Niger’s coup leaders have closed the country’s airspace until further notice, citing the threat of military intervention.
Flight tracking website Flightradar24 is showing that there are currently no aircraft in Niger’s skies.
The West African group of countries, Ecowas, had earlier warned it could use force if President Mohamed Bazoum was not reinstated by 23:00 GMT on Sunday.
A junta spokesman says Niger’s armed forces are ready to defend the country.
Mr Bazoum was detained on 26 July, and Gen Abdourahmane Tchiani, commander of the presidential guard, later proclaimed himself the new leader.
The military takeover has been internationally condemned, including by former colonial power France and the rest of the European Union, as well as the United Nations and the United States.
After a crisis meeting in Nigeria, Ecowas military chiefs said on Friday they had drawn up a detailed plan for the possible use of force.
“All the elements that will go into any eventual intervention have been worked out here, including the resources needed, the how and when we are going deploy the force,” said Abdel-Fatau Musah, Ecowas commissioner for political affairs, peace and security.
And he added: “We want diplomacy to work, and we want this message clearly transmitted to them [Niger’s junta] that we are giving them every opportunity to reverse what they have done”.
Ecowas is a regional trading bloc of 15 West African countries, including Nigeria, Senegal, Togo and Ghana.
The coup leaders seem to be showing no sign of willingness to cede power, and on Sunday thousands of their supporters rallied defiantly at a stadium in Niger’s capital Niamey.
Two of Niger’s neighbours – Burkina Faso and Mali – earlier warned they would treat any outside military intervention in Niger as “a declaration of war” against them.

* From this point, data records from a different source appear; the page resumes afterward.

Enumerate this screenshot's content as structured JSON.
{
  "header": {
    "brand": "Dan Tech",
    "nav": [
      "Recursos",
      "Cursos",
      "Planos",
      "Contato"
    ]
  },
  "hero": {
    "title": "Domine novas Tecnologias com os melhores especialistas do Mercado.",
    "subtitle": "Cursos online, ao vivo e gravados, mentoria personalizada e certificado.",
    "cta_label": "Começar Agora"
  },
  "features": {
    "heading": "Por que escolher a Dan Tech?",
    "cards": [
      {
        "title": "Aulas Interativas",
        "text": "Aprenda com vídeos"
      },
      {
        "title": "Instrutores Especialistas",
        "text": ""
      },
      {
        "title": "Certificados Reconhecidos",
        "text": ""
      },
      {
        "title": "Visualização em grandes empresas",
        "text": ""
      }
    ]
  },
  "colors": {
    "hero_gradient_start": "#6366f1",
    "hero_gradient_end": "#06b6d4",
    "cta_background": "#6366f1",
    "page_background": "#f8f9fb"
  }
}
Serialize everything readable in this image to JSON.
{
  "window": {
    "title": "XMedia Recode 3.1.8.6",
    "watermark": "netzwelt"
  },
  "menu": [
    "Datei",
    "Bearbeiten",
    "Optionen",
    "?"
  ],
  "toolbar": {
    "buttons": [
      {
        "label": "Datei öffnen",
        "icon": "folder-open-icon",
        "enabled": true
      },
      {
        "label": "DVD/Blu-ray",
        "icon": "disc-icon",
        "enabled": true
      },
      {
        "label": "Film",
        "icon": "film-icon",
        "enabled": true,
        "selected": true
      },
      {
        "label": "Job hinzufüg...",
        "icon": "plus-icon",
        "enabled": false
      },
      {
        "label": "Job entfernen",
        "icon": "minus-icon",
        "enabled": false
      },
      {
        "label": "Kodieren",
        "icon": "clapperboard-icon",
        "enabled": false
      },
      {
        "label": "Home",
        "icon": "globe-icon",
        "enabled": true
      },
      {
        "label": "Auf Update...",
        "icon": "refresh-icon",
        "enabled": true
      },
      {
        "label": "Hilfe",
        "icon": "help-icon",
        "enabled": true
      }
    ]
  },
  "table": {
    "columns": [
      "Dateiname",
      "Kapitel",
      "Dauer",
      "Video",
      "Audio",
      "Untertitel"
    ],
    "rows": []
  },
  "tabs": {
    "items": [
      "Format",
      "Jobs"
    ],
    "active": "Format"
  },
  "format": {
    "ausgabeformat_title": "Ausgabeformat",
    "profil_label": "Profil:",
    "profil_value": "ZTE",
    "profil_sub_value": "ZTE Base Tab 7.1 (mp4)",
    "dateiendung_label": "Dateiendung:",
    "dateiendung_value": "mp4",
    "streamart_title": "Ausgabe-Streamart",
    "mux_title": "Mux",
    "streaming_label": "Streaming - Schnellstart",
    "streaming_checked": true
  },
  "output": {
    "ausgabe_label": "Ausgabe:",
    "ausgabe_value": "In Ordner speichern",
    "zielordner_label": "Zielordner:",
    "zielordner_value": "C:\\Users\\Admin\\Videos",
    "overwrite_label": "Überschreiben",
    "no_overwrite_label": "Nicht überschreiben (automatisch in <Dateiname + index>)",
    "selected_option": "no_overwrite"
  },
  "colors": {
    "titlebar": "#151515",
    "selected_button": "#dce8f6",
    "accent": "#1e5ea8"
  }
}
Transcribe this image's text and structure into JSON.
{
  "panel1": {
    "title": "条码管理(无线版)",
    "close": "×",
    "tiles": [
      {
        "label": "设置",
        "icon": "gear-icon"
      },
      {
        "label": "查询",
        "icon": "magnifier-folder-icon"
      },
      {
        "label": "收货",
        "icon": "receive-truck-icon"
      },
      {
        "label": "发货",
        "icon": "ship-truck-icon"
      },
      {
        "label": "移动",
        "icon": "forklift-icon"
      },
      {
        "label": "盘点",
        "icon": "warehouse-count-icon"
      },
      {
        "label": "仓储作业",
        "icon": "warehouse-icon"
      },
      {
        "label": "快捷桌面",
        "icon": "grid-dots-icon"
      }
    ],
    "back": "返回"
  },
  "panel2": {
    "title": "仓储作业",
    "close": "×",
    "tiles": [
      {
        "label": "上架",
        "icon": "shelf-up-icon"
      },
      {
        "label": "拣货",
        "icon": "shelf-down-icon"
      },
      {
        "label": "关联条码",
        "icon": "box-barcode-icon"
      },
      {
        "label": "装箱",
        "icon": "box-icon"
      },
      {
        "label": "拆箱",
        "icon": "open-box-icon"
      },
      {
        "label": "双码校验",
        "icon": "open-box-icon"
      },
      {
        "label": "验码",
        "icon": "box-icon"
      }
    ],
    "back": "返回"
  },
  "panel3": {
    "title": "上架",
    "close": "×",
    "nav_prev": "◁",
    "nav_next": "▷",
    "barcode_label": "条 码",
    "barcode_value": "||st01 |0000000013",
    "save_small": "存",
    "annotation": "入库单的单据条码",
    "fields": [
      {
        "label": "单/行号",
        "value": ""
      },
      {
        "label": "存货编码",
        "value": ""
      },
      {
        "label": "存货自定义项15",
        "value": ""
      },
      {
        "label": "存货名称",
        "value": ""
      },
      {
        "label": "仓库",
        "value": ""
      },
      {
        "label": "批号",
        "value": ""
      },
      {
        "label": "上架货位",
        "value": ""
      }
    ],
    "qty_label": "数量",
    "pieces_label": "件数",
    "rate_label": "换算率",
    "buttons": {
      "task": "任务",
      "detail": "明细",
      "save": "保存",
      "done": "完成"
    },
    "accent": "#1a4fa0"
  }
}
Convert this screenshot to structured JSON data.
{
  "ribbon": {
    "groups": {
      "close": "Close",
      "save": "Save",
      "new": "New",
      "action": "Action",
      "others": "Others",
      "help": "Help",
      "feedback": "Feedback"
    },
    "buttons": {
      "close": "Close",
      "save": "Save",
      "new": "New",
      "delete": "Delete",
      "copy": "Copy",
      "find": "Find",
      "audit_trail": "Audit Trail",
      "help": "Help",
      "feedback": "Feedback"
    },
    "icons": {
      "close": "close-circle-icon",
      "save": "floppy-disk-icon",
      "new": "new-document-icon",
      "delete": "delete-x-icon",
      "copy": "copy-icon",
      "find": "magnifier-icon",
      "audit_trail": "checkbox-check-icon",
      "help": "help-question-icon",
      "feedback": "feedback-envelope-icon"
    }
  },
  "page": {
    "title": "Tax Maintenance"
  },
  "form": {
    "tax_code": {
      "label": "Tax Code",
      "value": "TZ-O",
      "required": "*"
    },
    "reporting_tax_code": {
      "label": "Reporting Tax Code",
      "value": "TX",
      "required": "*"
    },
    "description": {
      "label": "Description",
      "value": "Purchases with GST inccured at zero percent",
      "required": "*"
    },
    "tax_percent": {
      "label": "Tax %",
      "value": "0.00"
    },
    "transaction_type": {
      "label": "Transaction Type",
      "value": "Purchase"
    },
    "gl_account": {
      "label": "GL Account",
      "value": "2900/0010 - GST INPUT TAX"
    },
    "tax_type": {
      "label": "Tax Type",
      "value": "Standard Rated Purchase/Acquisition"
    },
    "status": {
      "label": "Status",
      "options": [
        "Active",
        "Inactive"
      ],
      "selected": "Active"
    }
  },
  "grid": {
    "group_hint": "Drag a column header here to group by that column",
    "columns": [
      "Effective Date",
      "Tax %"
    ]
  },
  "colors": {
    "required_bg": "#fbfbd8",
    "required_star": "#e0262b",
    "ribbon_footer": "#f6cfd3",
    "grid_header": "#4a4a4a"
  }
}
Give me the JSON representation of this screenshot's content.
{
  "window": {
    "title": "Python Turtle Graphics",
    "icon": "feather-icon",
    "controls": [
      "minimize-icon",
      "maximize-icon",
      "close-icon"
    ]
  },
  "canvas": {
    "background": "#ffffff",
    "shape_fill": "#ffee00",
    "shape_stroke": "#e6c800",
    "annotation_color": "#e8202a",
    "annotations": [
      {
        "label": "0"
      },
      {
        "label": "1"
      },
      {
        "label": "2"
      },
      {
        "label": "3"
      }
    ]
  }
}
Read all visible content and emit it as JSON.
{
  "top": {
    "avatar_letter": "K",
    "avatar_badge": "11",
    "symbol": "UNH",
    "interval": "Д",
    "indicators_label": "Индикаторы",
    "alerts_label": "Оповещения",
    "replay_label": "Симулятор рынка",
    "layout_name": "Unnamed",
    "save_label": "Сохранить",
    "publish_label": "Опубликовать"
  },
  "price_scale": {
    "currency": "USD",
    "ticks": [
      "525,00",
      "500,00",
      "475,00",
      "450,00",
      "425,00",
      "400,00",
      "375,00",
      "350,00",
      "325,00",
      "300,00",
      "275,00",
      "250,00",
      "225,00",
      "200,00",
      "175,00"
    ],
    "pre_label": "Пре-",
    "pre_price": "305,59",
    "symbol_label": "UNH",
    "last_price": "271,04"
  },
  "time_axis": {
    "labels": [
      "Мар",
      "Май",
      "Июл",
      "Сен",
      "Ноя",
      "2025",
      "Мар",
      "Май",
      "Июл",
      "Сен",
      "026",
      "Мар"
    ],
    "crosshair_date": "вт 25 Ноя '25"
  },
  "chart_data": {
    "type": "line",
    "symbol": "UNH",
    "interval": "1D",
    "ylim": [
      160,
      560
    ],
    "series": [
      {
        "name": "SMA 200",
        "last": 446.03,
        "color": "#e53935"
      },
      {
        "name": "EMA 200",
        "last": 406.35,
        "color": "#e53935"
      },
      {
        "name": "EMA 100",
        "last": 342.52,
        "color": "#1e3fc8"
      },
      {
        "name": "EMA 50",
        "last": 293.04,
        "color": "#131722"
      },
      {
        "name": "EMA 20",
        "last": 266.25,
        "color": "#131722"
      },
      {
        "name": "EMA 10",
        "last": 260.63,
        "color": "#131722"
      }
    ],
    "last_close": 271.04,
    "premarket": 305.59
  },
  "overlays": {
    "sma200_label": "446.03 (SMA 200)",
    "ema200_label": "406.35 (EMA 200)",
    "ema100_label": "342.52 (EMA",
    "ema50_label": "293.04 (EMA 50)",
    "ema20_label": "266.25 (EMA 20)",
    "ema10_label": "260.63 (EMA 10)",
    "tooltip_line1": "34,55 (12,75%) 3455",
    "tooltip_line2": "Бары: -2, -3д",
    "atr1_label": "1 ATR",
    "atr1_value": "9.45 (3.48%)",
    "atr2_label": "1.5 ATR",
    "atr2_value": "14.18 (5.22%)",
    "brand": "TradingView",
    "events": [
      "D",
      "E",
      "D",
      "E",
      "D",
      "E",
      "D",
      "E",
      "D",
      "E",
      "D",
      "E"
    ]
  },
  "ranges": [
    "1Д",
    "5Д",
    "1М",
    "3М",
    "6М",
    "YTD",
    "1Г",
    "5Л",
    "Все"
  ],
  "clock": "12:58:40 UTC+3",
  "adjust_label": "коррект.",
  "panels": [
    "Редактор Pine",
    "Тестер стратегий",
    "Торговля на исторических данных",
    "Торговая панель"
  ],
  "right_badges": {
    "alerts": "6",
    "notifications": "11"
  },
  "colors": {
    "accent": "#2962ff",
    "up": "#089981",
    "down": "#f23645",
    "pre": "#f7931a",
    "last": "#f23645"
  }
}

Burkina Faso and Mali are both Ecowas members but have been suspended from the bloc since being ruled by military juntas.
Niger is a significant uranium producer – a fuel that is vital for nuclear power – and under Mr Bazoum was a key Western ally in the fight against Islamist militants in West Africa’s Sahel region.
Niger coup: The basics:
Where is Niger? It’s a vast country in West Africa, and one of the poorest countries in the world.
Why was there a coup? The military said it seized power because of insecurity and the economic situation, but there have been suggestions it came after reports the coup leader was about to be sacked.
What next? It’s feared the military may seek to switch allegiance to Russia and close French and US bases there; for their part, Niger’s neighbours have threatened to use force to end the coup.